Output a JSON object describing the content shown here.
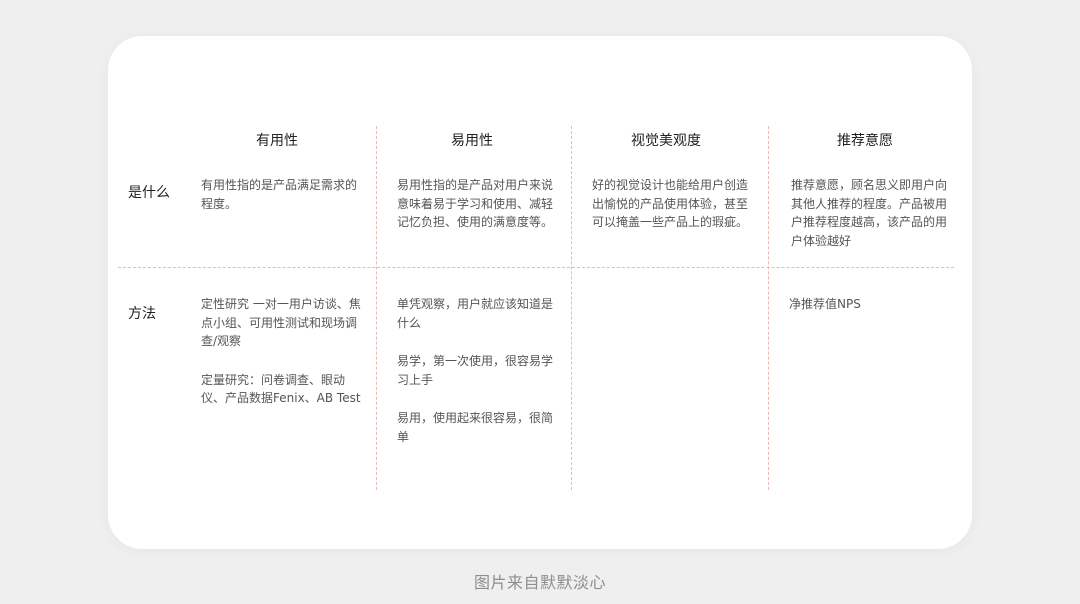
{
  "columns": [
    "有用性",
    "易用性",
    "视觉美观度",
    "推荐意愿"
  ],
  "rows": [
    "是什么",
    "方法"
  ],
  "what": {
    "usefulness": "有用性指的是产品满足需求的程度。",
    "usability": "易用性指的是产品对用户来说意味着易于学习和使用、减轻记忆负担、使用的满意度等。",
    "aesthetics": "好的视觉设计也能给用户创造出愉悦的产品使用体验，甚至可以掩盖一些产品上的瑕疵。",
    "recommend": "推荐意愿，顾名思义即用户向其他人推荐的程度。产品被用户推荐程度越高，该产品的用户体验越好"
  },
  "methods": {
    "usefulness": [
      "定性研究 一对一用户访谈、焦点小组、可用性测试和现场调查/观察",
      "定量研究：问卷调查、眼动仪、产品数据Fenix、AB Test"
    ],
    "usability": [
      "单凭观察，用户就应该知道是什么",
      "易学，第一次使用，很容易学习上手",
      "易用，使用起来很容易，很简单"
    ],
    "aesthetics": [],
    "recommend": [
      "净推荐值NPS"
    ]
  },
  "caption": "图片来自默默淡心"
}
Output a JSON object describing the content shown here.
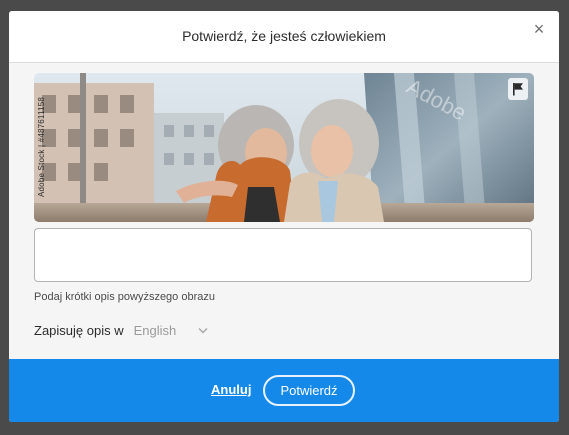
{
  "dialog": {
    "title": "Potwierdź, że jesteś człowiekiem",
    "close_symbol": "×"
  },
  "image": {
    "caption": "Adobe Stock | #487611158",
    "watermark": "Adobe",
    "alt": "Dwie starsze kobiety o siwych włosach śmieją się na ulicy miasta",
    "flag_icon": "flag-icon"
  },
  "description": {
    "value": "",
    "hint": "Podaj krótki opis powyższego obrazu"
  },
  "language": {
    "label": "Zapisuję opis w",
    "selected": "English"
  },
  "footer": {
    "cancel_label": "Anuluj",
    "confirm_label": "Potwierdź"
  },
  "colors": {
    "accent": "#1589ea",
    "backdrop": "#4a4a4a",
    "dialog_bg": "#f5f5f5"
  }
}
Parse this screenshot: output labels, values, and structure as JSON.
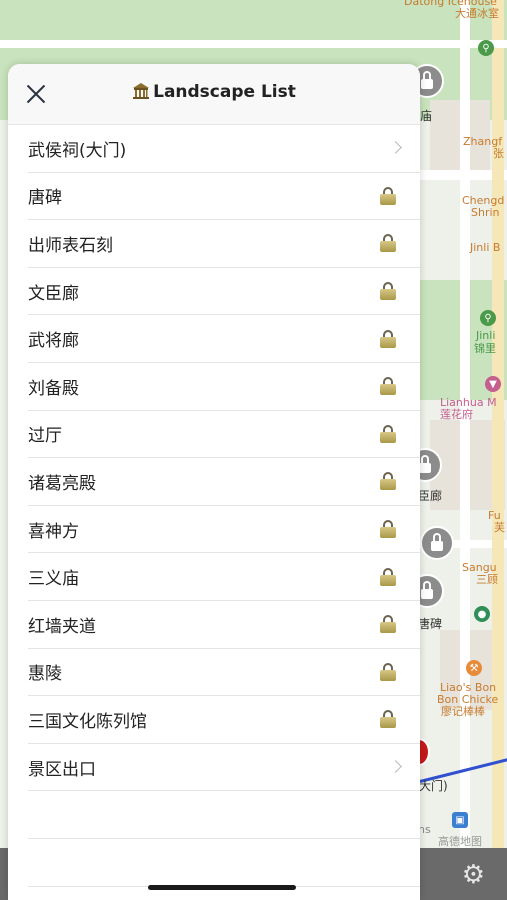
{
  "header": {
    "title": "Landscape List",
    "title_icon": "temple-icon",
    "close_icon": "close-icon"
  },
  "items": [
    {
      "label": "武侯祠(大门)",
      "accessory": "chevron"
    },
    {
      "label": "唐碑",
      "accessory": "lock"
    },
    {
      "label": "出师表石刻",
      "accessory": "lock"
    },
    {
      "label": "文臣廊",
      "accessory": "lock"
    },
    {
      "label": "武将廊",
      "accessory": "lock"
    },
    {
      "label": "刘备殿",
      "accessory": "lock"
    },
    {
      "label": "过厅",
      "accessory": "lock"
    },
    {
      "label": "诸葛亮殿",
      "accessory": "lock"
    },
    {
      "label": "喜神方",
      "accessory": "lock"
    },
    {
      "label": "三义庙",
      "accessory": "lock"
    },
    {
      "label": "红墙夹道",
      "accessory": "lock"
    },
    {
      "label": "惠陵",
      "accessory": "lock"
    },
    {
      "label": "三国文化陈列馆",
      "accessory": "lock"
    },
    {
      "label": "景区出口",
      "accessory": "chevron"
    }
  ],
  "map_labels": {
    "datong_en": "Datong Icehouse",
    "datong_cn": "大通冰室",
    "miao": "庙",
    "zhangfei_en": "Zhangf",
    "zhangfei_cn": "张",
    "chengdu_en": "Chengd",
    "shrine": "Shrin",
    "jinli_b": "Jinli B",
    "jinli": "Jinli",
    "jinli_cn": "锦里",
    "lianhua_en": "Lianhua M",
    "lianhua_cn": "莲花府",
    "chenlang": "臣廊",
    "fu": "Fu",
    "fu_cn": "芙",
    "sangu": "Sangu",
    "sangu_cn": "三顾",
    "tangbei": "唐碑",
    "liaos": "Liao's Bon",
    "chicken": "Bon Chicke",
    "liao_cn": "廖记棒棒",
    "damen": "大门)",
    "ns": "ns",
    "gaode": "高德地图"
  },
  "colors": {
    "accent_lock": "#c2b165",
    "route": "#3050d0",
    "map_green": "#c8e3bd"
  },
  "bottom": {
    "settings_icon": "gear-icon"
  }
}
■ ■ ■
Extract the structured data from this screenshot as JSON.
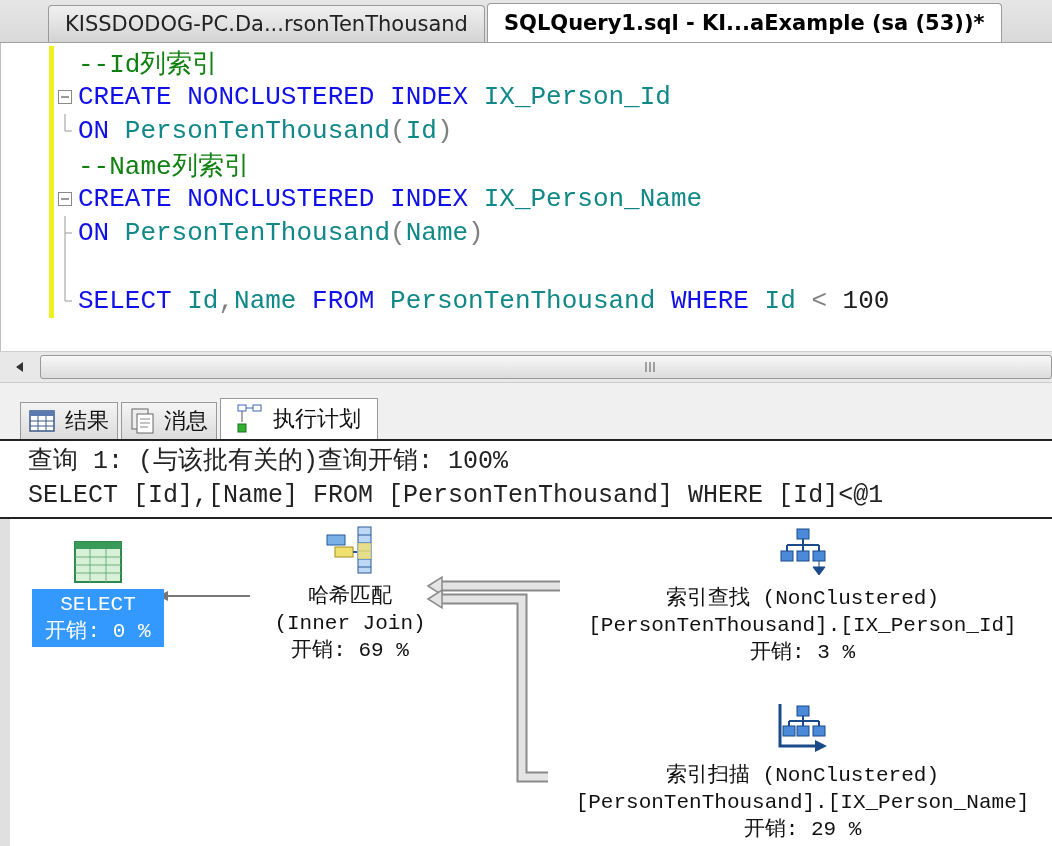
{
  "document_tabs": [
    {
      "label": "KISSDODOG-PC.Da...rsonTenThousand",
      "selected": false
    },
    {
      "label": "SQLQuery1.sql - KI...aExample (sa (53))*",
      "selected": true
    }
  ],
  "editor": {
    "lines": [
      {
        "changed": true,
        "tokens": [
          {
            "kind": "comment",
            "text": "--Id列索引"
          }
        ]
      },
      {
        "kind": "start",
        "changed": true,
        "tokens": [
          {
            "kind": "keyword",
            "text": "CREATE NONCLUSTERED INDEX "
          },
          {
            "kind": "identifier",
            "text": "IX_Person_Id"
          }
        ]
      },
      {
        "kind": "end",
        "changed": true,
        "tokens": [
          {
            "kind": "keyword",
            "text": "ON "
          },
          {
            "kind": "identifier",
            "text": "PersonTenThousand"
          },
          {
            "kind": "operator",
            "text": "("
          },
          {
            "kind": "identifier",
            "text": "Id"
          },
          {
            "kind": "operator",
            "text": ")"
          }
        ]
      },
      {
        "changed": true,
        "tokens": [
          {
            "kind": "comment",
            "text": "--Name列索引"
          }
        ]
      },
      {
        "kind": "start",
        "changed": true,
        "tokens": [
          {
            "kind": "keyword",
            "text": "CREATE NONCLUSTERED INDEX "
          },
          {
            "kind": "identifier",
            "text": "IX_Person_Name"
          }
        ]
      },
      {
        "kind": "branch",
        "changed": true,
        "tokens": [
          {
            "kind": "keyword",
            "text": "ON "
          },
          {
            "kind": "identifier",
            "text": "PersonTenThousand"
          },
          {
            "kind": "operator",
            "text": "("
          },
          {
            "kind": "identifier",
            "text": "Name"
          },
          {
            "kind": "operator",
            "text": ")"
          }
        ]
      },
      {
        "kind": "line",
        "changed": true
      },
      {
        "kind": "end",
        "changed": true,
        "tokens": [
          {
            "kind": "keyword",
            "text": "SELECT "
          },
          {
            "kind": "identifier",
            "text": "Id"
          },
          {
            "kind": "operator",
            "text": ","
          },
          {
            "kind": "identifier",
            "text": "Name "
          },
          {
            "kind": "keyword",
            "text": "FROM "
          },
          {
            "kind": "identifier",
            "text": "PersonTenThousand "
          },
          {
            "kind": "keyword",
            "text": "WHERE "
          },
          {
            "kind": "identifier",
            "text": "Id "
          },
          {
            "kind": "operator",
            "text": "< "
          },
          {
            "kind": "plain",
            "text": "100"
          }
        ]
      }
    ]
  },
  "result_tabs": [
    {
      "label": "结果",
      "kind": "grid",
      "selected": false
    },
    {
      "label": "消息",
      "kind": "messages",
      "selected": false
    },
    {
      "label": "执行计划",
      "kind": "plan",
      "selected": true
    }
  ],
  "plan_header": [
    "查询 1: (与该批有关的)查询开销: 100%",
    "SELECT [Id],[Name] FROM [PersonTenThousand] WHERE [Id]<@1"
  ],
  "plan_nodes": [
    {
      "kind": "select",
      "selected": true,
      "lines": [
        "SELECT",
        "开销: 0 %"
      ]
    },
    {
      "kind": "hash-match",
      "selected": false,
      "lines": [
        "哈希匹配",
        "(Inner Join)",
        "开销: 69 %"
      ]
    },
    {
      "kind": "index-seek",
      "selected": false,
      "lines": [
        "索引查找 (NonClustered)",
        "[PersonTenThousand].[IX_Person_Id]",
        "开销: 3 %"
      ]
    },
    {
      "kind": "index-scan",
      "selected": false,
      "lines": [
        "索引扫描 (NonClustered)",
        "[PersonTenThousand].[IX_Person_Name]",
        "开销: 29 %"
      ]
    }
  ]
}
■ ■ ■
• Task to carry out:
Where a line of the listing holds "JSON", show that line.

• Task output:
Output a JSON object describing the content shown here.
Output a JSON object describing the content shown here.
Parse this screenshot: output labels, values, and structure as JSON.
Extract the structured data from this screenshot as JSON.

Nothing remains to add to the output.